Holy Father speaks out on "Europe's Religion Problem"

John Allen Jr. writes on Europe's increasing phobia towards religion, as recently illustrated in their deliberate ommission of any reference to God in the adoption of the European Constitution -- and about which Pope John Paul II had harsh words to say in his visit to Poland:

"I want to thank Poland for faithfully defending in European institutions the Christian roots of our continent, from which have grown our culture and the civil progress of our time," he said in his native Polish.

Poland was among the handful of European nations -- Italy, Portugal, Malta, and the Czech Republic -- that persevered until the end in requesting a reference to Christianity, but in the end they were blocked by more powerful nations, especially France. (Former French President Valery Giscard d'Estaing headed the drafting commission).

Thus the papal barb: "One does not cut off the roots from which one is born."

Other Vatican sources reflected the pope's displeasure.

On Friday, spokesman, Joaquin Navarro-Valls charged that governments that had blocked the reference to Christianity "failed to understand the historical evidence and the Christian identity of the peoples of Europe." On Saturday, L'Osservatore Romano said that Europe "seems to want to deprive itself of the solid foundation of its historical memory.

Mr. Allen offered three interesting predictions on the potential implications of Europe's aversion to religion:

  1. First, it strengthens the case that the next pope must have some sort of vision for Europe. . . . Although the center of gravity of global Christianity will increasingly be in the south, Europe is still the cradle of Christianity, and it is where much of the intellectual (and financial) capital originates.
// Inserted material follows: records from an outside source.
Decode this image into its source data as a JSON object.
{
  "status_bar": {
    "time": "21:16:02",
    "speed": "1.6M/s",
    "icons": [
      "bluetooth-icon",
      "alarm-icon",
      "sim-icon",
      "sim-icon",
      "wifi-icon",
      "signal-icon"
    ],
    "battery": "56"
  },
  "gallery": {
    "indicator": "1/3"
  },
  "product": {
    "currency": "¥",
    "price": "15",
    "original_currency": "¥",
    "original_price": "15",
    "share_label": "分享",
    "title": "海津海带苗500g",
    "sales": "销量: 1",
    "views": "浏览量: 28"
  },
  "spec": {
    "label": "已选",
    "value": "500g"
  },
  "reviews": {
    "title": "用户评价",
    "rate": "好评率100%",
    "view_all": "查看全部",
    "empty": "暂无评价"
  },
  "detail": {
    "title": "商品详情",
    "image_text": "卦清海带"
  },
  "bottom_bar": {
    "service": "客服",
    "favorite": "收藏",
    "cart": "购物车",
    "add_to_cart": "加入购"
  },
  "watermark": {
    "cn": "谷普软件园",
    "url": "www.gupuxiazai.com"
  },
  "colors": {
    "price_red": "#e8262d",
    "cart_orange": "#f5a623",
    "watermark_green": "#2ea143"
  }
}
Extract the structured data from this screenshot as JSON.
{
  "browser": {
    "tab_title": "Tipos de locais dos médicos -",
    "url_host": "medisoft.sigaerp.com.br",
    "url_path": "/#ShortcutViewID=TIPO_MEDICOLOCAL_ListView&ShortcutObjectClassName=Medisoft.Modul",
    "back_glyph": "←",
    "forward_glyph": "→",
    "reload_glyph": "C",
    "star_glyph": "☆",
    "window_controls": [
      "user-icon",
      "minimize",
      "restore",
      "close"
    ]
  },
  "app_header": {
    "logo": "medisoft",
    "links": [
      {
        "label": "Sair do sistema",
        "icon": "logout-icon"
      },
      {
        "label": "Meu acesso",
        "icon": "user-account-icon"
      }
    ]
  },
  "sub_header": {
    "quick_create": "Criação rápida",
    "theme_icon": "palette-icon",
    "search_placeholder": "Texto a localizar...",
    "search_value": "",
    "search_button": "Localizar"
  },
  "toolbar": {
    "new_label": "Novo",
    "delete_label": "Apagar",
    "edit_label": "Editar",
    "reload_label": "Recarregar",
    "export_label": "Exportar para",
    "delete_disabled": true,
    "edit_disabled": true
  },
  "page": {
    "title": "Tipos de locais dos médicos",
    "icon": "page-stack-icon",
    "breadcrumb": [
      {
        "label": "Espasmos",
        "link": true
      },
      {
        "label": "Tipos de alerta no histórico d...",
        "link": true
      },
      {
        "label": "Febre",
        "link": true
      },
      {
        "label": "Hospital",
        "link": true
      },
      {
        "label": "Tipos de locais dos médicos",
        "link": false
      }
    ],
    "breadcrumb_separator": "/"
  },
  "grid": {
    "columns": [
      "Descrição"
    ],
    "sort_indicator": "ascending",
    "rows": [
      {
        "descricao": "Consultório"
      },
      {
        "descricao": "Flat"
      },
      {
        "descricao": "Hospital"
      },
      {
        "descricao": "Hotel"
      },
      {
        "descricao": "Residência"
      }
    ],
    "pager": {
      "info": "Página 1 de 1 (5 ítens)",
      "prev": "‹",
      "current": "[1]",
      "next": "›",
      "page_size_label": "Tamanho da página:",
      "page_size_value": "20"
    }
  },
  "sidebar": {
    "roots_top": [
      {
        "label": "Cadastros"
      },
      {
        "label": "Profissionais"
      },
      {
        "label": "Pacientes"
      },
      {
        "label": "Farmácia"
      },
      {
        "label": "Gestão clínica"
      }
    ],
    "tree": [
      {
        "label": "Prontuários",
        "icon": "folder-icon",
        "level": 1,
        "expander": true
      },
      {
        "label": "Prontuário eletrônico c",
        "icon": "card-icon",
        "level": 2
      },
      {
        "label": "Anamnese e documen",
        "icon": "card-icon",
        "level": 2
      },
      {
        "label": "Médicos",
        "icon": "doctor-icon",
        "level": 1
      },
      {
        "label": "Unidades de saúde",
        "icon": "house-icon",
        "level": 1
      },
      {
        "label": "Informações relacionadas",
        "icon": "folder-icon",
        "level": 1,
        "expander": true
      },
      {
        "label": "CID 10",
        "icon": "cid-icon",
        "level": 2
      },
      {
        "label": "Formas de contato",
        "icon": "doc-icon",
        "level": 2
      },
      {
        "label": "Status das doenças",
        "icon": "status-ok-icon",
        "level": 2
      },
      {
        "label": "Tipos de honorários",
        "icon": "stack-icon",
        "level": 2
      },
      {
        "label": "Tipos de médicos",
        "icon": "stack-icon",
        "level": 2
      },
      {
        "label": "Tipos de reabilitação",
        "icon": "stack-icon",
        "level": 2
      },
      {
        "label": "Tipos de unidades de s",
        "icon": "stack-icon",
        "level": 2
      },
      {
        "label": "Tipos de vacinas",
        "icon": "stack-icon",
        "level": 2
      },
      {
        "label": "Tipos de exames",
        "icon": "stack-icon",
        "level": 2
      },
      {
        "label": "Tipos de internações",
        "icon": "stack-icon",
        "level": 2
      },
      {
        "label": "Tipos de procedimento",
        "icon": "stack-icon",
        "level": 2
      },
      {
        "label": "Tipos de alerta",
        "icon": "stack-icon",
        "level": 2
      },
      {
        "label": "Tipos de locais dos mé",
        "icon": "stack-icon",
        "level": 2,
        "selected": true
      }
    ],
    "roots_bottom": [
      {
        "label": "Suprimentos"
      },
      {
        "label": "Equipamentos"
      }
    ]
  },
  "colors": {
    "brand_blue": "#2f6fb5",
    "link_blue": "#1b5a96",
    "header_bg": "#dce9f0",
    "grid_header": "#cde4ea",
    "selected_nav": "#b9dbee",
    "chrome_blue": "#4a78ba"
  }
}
A damaged church in Europe is bad news everywhere. Hence, papal candidates will increasingly be evaluated by what they have to say about Europe.

  2. Second, the outcome will probably push a few more European bishops to open their doors to new ecclesial realities such as Opus Dei, the Neocatechumenate, and the Legionaries of Christ. In a culture that often seems not just indifferent, but positively hostile, to organized religion, it may be that only disciplined, highly motivated groups operating outside traditional ecclesiastical structures will have the capacity to evangelize and catechize.

  3. Finally, I suspect the outcome will to some extent embolden the pro-American faction within the Vatican and the College of Cardinals. Broadly speaking, church leaders have long been divided between those who want Europe to emerge as a third pole in global affairs with a more Catholic vision of society, and those who think the church ought to cast its lot with the Americans because they're the only game in town. This second group would include figures such as Cardinal Camillo Ruini, the pope's vicar for the diocese of Rome, and Bishop Rino Fisichella, rector of the Lateran University. The failure of European leaders to even use the word "Christian," let alone articulate a Christian social vision, in their new constitution makes the pro-American argument that much more convincing.